This debut album by Akiyama takes the concept of click-dub to an almost cinematic level and breaks from the constraints of this proliferated realm to venture into new territory. Hope... consists of deeply musical rhythm and sound constructions, along with field recordings that are integrated as part of the composition, brushing close to Tetsu Inoue's methods, which is an impressive feat. A prime example of this is track six, entitled "Named After The Chorus," a beautiful piece that sounds like a glockenspiel resonating an austere yet sweet melody. Track nine, "Interpretation. Deflection. Master," is the breakthrough piece; it opens with a church bell ringing in the distance, followed by car tires hissing down a street on a rainy day, then in fades a complex rhythm construction and gentle melodic sound - a truly inspired bit of work.
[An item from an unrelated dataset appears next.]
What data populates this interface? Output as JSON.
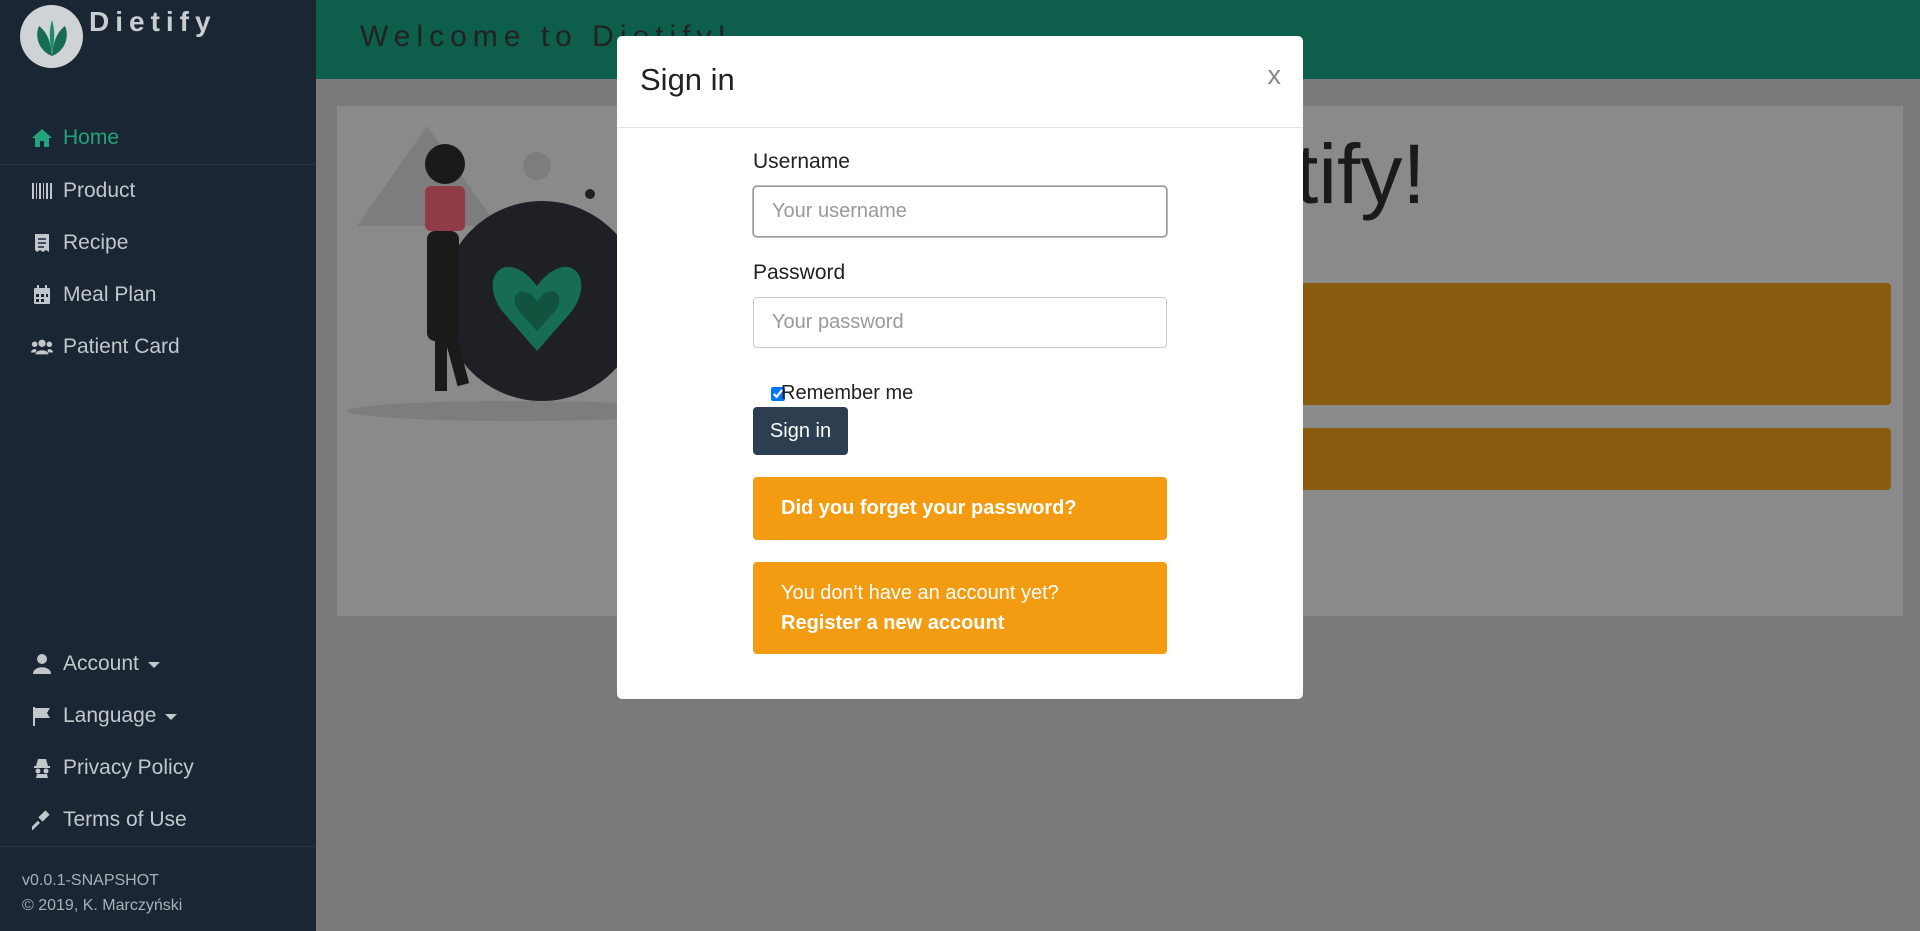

At a time when the underground electronic market is flooded with emerging artists, Mitchell Akiyama is worth checking out first, since he shows that clicks and pops are not the only sound sources that can fill a minimal techno album. (Substractif)